He added that he believes history has shown the true motivations of Planned Parenthood founder Margaret Sanger, who was a proponent of eugenics.

"It was considered that black people were mentally inferior and socially undesirable and we've got to eliminate that. That whole movement is frightening when you think about it. It's destruction of a human life; it takes the life of an innocent baby. God never intended for a woman's womb to be a baby's tomb."

McKinney said he believes the reason the church has remained so quiet on the topic is that many pastors have been trained in seminary and Bible schools where abortion is generally not considered to be sin.

"There are those who are spiritual leaders—now I respect them and love them—who are very reluctant to allow the Bible speak to the issues regarding sin and righteousness and justice. So, if you bought into the lie and you believe the lie, you will advocate the lie. This whole thing about abortion being therapeutic, that is a diabolical lie.

On pastoral advocacy:
Pastors, McKinney believes, have not only a right but also a duty to be town criers when it comes to social issues. Precedents for such a policy came as early as America's revolutionary period, when pastors who used their pulpits to preach on issues of the day were referred to as the Black Robe Regiment. His favorite quote on the subject comes from his friend, Dr. Fred Price, pastor of Crenshaw Christian Center in Los Angeles.

"Fred Price said years ago, 'Jesus did not say that the Christians, the believers of God, the citizens of the Kingdom of God, would be the light of the church. He said they would be the light of the world. That he's not the salt of the church, but he is the salt of the world.' I think that truth has to be embraced. God is the source of all truth. If the minister of the gospel, if the ambassador for the Kingdom of God, is not committed to speak truth to power, speak truth when it's unpopular, then he's not worth the salt.

"The question still comes, and it comes every day. 'Is there a Word from the Lord? Is there a Word?' If there is no Word, we might as well shut up and go home and close down the church."

On pastors who speak the truth:
"There's a price to be paid for integrity, but you still have a remnant of men and women in ministry who cannot be bought. They are not for sale, and they are going to present the gospel without compromising, and I thank God for them."

On denominational labels:
"Those who are hungry and thirsty for righteousness today are not as hung up as they were 50 years ago on the denominational titles. They want to know, 'Is there is a truth that transforms a life?' They want to know, 'Can I be delivered from this guilt and this shame? Can I be empowered to have a healthy life spiritually, psychologically and physically? Does God care and love me?' If that message is made plain, people can care less whether you are a Pentecostal or Baptist or Lutheran or Catholic because there is a hunger and thirst for righteousness or a right relationship with God.

"I think the idea of being less interested in the denominational ties than interested in having a confrontation, an encounter with God, that should have always been the critical issue, but there was a time when the denomination was seen as a badge of prestige."

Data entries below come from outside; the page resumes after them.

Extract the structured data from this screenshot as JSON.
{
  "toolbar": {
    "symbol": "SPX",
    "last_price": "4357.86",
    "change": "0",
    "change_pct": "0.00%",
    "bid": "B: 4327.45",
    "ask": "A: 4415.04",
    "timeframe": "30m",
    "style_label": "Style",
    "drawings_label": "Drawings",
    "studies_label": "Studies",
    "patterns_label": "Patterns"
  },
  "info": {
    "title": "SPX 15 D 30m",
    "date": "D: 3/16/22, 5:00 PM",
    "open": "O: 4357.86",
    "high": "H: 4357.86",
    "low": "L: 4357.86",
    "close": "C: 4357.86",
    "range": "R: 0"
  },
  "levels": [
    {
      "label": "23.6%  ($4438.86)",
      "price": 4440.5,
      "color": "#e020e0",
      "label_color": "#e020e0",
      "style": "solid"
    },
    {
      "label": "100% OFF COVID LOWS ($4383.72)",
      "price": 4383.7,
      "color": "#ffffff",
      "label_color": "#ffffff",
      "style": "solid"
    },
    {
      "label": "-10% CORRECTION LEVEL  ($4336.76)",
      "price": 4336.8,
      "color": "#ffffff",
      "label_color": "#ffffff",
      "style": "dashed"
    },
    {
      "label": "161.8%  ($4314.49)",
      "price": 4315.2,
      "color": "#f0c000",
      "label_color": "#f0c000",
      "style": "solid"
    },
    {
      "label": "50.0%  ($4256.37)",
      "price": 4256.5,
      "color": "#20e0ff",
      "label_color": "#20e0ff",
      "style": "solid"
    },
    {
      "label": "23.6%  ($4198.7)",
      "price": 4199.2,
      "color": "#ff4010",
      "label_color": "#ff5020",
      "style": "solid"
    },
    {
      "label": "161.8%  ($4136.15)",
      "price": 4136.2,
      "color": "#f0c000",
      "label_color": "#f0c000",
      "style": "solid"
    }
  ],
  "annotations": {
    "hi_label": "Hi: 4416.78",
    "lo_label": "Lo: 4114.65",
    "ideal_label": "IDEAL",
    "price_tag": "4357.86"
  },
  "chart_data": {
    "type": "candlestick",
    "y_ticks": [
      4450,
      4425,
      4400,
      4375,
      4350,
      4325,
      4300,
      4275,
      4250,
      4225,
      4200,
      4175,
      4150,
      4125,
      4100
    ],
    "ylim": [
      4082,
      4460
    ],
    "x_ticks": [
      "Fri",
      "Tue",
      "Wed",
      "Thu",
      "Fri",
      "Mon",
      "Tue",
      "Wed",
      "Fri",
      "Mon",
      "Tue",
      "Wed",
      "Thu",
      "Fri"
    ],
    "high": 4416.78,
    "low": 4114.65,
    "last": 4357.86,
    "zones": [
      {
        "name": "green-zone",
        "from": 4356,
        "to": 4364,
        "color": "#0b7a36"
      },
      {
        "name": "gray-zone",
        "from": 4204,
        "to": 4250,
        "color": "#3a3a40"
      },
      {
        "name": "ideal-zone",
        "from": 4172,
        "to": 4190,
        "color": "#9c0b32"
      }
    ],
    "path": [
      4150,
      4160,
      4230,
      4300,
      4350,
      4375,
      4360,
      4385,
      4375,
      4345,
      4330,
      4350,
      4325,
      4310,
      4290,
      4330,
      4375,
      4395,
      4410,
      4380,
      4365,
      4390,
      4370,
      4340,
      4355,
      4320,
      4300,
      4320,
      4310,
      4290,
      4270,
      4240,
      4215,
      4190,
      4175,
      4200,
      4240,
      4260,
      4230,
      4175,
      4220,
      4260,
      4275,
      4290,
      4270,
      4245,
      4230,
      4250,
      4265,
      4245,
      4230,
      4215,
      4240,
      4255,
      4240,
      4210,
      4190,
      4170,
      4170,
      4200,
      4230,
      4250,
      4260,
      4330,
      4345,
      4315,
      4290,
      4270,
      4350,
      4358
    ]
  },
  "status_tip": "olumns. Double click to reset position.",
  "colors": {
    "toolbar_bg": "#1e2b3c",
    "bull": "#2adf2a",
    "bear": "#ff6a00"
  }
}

On proclaiming the gospel:
"There is a greater openness now to spiritual realities, both in the demonic and the divine. I believe that there was once a season when many people just didn't believe in God or the devil. I believe today that there are forces at work that argue well for the reality of the spiritual, which means that the church has an awesome challenge to proclaim the gospel of the Kingdom of God, the presence of the living God in His world and that He is available to us as Savior, as Guide, as Father.

"What I have found is that when people hear the gospel and hear the truth of the Bible, they may be Phi Beta Kappas, they may be lawyers or psychiatrists or medical doctors or school teachers or principals or they have academic achievement, but when they come to church they don't want to hear about Freud and William Jane; they want to hear about Jesus.

"That makes a big difference because it gives a chance for the Holy Spirit to show that the local church, its constituency, its membership, should reflect the community where it is located because everybody needs to know who Jesus is."